The Rock Pit - Hard rock, Metal and Blues Interviews, news & reviews from Australia and around the world




Maiden flight to a new way of touring


Everyone knows the story of Maiden’s Somewhere Back In Time 2008 tour by now:  The world’s biggest metal band customise a 757 to fly themselves, their crew and all their gear around the world, performing 23 concerts on 5 continents in 45 days.  As if that wasn’t unique enough, Bruce Dickinson, lead singer for the band and airline pilot for Astraeus airlines, captains the plane, and they enlist Scott McFadyen and Sam Dunn – the team behind the documentary movies Metal: A Headbanger’s Journey, and Global Metal – to document the tour for this movie.

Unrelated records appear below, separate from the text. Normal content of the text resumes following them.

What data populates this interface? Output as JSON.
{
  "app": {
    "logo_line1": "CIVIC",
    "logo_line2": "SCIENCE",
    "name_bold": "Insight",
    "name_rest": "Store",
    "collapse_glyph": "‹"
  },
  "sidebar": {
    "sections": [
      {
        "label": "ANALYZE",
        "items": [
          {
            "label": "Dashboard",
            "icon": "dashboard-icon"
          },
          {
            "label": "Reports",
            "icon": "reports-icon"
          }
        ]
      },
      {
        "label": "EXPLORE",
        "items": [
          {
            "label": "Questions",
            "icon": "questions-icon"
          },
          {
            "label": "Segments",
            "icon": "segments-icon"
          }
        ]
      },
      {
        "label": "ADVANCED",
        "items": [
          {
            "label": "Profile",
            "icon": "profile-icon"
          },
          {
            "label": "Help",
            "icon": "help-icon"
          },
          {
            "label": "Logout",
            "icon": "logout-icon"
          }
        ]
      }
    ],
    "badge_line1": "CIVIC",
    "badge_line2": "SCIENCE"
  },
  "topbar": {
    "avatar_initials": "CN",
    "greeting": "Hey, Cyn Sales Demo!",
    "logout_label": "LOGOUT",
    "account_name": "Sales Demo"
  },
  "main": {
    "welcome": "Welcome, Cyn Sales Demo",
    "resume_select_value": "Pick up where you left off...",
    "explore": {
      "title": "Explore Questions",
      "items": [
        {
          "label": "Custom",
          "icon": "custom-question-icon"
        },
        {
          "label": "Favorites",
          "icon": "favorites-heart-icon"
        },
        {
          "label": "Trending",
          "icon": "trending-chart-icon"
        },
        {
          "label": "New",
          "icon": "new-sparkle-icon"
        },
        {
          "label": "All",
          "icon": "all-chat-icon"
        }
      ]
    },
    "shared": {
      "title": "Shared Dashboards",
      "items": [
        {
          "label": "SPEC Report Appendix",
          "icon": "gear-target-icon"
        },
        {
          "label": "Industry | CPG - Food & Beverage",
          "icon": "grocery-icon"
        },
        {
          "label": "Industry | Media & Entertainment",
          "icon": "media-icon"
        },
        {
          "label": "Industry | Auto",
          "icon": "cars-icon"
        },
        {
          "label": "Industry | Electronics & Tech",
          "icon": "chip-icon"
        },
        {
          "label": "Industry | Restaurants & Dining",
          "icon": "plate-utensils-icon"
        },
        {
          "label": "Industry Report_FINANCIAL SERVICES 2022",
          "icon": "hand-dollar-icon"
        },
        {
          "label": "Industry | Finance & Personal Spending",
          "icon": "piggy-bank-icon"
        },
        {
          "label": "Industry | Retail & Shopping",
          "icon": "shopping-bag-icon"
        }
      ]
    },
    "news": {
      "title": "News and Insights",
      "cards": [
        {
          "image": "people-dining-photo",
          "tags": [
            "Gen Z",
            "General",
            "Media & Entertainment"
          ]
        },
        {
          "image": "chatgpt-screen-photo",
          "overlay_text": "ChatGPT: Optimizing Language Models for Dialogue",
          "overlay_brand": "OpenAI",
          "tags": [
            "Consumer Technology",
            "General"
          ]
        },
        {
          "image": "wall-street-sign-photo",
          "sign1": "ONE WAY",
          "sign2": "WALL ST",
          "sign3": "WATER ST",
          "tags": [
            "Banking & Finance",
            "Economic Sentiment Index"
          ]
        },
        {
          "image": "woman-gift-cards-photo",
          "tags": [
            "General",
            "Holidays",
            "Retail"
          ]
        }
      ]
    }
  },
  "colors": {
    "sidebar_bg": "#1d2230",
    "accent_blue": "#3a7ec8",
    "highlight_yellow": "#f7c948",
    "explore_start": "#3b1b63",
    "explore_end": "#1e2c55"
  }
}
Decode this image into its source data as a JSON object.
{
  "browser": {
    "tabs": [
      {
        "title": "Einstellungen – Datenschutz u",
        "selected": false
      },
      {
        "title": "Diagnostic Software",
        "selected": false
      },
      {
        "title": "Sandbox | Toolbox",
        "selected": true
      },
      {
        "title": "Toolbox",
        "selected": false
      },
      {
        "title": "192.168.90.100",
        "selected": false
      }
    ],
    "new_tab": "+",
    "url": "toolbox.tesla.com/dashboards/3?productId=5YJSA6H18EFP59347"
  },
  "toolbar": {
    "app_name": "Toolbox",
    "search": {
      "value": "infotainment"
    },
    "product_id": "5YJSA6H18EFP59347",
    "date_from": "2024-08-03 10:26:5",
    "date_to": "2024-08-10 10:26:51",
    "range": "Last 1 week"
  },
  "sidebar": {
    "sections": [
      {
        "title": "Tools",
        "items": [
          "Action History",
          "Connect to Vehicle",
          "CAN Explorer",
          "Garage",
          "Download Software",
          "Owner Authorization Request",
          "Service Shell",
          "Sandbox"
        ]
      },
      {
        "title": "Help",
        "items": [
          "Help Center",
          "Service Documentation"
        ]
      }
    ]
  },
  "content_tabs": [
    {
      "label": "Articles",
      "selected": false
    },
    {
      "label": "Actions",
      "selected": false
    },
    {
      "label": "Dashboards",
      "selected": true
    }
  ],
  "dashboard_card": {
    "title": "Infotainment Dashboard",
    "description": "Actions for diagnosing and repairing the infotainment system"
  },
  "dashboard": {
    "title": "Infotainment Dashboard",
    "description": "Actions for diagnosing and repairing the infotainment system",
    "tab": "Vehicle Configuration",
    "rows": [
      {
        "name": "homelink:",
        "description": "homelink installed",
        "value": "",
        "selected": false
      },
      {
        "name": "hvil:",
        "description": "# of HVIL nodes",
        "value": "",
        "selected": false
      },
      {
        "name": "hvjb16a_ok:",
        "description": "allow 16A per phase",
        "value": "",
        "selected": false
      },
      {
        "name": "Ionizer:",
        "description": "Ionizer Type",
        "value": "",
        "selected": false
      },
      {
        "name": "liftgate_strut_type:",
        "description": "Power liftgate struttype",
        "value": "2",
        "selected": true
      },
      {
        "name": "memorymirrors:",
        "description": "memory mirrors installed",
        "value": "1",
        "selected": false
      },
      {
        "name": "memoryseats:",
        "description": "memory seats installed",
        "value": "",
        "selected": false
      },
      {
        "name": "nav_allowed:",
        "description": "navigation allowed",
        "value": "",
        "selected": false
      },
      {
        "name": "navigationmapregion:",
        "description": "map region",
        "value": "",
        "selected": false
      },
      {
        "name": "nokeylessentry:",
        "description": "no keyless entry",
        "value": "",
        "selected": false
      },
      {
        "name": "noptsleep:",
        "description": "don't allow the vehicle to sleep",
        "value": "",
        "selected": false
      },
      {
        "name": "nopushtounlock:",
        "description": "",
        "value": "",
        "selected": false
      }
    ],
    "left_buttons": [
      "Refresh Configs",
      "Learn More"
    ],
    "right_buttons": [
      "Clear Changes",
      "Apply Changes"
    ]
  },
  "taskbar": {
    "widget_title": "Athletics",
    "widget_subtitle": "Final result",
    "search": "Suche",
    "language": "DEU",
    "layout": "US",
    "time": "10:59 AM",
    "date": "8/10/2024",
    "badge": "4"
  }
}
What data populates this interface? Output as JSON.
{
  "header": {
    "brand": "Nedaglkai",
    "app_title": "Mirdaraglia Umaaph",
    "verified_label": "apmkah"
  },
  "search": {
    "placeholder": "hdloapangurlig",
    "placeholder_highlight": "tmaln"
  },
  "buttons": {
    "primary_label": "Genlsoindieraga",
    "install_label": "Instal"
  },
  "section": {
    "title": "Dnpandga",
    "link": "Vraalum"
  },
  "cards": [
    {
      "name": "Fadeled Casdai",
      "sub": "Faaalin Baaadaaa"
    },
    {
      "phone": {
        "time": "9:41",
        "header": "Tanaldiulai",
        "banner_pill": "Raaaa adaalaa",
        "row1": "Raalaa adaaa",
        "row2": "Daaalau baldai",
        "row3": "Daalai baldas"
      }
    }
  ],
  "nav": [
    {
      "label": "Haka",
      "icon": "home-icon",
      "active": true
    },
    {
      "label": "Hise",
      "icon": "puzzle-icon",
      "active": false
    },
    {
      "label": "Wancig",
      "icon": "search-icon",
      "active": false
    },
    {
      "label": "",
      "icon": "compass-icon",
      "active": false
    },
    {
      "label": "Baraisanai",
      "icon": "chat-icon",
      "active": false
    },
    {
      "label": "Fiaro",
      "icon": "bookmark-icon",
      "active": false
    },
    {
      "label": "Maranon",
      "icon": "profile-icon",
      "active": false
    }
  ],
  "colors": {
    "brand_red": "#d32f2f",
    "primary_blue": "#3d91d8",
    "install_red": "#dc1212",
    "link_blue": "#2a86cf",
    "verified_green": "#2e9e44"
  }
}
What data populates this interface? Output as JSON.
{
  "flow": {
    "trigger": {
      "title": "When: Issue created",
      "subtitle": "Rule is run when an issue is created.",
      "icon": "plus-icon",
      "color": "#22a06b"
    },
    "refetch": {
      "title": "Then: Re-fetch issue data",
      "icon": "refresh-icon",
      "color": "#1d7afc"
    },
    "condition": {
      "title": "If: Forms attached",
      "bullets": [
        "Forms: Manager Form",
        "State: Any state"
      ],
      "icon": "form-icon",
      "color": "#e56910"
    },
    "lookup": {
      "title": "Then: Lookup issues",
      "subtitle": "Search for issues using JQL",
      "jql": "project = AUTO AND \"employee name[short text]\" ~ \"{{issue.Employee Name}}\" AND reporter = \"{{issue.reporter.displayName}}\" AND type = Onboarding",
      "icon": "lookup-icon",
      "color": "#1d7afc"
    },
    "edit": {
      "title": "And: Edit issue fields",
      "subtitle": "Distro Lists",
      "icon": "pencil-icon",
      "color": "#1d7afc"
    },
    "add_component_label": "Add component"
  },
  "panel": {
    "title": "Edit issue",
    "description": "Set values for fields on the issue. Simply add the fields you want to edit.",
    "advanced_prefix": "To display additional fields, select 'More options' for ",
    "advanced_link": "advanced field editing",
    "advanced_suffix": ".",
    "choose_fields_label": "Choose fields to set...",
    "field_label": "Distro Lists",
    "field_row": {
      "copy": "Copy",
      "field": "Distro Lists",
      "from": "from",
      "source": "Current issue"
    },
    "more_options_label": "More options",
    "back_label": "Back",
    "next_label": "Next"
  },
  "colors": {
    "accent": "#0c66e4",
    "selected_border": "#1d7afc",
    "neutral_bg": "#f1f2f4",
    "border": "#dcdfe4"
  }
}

Viewing this film for the first time in the cinema, I was confused as to what it wanted to be – behind the scenes footage and interviews alternate with live footage from around the world, but the songs are only presented as half or three quarters then faded out.  I wondered if, in trying to be all things to all people – a documentary, a reality program styled peek into the real life of this most private of bands, an historical document of a unique and ground breaking tour, and a live concert movie – they had missed the mark slightly.


The good news is that on DVD it all makes perfect sense.  The movie looks and sounds huge, even on a small TV screen; an extra disc provides the full concert movie with one track filmed in each of 16 cities; and the documentary makes much more sense to me than the first time I saw it.


The beauty of Flight 666 is that the jumping from live performance to shuttle buses, from packing in hotels and drinking in bars, from exuberant fans and adulation to minor hassles and practical jokes to make the boring time go faster does encapsulate the feeling of what it must be like travelling the world with a hugely popular rock band.


The Iron Maiden organisation casts a long shadow over the project and whilst you get the feeling we are not privy to anything remotely salacious or controversial, there is plenty here to excite casual and obsessive fans alike.


One scene in South America shows a young man close to tears of joy, telling the camera how he will probably cry, being so emotional because he grew up with this band, and perhaps this is the key to the adulation Iron Maiden inspire in their fans:  whether we are 50 or 15, we have grown up with this band and joined them on their musical journey, and on Flight 666 finally we are allowed to join them for a glimpse – even for just a month and a half - of them at work and play on a world tour.


Legendary band, great DVD.